Extracted records:

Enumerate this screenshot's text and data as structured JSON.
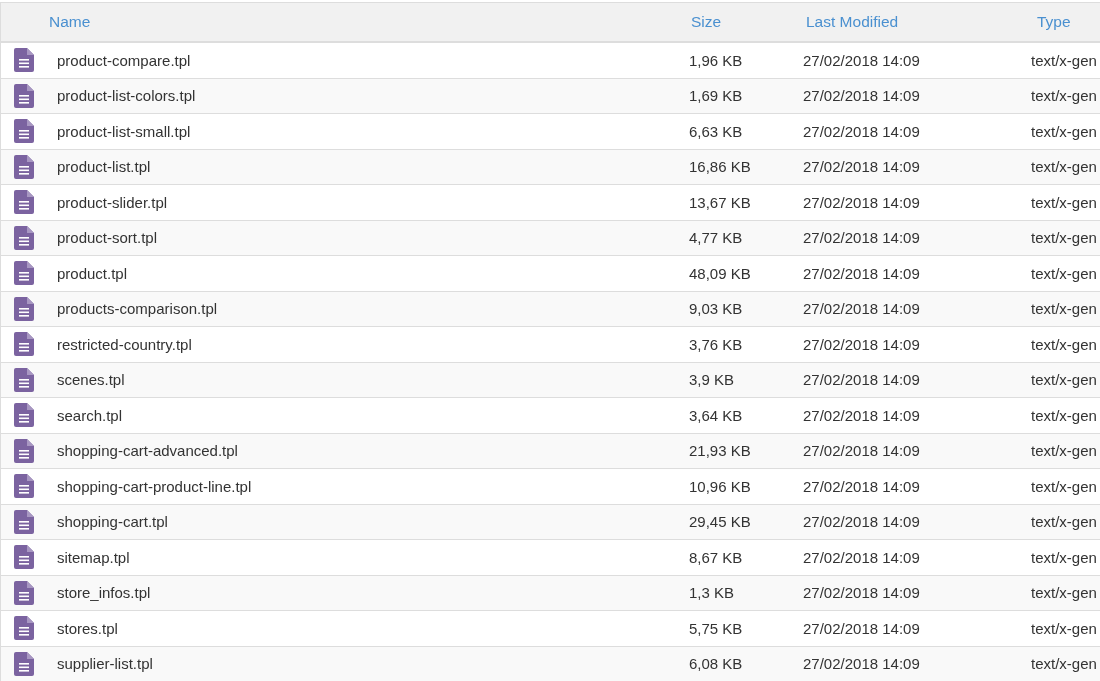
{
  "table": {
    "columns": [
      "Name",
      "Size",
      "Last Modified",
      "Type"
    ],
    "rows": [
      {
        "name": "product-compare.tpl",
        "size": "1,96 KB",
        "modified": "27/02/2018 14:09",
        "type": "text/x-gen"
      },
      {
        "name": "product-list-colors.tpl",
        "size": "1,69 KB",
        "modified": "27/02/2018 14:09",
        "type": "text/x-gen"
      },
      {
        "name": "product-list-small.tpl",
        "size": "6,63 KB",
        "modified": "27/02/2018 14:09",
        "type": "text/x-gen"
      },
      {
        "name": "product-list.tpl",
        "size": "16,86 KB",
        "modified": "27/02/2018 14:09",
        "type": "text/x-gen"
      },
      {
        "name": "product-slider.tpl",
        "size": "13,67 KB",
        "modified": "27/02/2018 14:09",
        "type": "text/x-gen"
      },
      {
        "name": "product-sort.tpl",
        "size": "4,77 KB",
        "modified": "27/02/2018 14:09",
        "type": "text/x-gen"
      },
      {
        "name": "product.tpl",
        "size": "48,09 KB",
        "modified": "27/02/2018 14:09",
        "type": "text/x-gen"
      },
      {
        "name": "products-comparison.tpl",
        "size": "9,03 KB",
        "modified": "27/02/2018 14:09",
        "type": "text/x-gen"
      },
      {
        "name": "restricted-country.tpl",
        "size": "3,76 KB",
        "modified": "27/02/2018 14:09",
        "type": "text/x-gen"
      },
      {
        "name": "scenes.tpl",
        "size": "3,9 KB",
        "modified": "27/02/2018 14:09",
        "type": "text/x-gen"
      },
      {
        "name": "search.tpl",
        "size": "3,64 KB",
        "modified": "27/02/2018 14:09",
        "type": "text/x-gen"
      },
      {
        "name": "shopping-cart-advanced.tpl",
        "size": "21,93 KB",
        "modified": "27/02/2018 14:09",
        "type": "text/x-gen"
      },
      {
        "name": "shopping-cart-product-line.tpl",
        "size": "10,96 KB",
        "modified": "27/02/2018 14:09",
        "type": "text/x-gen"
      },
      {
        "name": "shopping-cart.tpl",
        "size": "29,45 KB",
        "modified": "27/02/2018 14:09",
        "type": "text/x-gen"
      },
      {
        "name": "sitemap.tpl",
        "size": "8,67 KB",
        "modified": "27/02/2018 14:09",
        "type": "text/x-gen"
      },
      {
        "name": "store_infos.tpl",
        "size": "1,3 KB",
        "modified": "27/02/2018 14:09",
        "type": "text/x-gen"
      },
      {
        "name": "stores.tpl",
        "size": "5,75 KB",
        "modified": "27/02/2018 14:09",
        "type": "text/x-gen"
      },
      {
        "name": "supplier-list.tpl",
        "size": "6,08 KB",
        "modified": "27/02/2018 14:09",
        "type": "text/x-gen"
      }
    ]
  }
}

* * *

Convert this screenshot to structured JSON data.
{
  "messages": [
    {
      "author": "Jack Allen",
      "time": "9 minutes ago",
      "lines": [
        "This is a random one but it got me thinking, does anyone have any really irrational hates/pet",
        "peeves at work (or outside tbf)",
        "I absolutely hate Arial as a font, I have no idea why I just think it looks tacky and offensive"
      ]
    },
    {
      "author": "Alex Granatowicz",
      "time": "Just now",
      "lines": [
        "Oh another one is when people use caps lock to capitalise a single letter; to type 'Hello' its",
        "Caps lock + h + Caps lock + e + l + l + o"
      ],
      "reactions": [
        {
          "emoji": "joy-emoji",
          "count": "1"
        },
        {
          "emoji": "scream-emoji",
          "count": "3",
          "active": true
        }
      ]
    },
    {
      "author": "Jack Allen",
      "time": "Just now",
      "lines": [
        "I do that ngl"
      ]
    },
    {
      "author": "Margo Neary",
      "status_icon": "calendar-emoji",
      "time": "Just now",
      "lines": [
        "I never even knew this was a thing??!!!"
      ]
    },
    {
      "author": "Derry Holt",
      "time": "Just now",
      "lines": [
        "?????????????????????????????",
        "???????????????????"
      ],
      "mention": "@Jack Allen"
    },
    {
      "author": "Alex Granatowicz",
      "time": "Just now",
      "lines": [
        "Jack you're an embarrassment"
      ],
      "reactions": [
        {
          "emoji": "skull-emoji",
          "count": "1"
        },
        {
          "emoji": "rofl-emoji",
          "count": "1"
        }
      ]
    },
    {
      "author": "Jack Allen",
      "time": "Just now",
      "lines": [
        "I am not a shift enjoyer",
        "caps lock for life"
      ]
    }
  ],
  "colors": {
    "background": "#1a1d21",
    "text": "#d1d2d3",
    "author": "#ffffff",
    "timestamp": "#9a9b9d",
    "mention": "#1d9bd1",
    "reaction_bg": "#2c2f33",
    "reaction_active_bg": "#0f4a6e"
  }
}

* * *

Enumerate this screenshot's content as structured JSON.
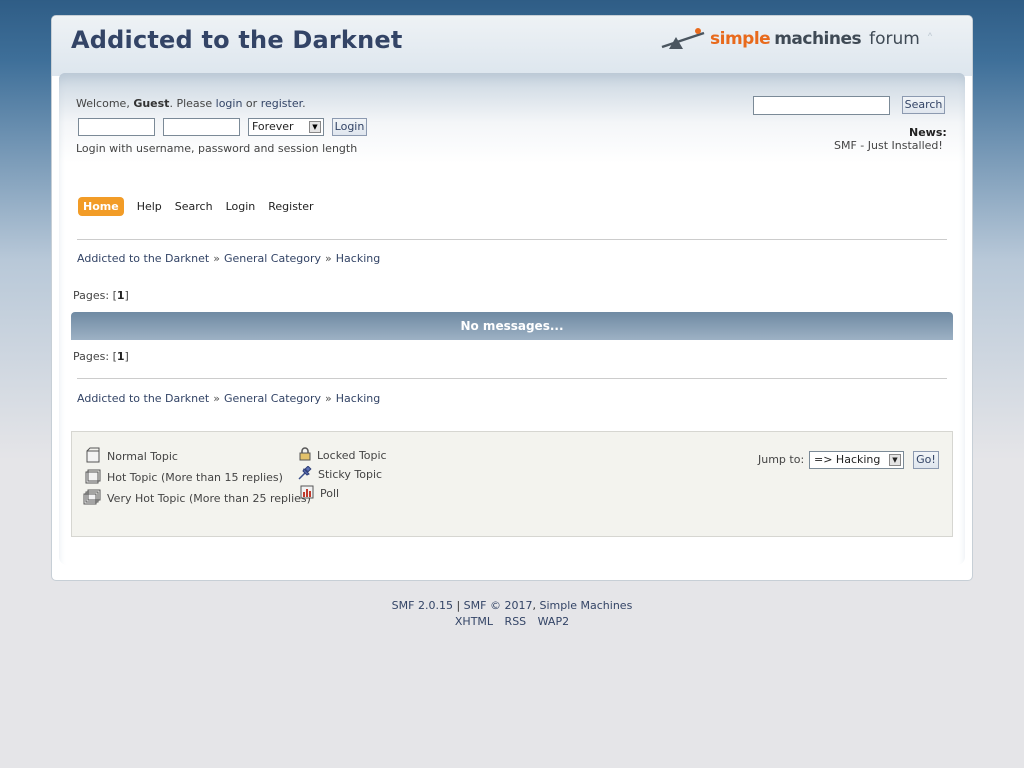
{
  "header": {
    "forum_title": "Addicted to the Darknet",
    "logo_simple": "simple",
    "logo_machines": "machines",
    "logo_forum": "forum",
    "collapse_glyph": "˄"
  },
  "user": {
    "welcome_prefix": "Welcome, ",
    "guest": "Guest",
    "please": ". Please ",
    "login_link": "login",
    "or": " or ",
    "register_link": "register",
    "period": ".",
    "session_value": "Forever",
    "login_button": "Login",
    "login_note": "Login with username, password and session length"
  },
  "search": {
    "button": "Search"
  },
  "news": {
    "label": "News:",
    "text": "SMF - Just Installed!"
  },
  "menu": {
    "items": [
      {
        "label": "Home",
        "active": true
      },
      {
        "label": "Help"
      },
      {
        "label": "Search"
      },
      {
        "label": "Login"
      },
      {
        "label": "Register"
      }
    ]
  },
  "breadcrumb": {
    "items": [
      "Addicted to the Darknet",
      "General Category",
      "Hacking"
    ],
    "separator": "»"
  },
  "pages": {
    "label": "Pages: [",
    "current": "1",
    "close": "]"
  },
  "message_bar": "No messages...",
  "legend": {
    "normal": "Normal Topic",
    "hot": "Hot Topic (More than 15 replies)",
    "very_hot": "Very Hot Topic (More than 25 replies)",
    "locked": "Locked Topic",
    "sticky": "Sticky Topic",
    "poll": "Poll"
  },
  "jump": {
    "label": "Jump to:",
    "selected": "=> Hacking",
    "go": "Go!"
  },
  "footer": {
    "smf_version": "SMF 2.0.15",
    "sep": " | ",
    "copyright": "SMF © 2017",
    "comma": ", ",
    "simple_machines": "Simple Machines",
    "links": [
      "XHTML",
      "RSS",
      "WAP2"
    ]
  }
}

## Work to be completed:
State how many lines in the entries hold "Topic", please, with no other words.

## Response to this exercise:
5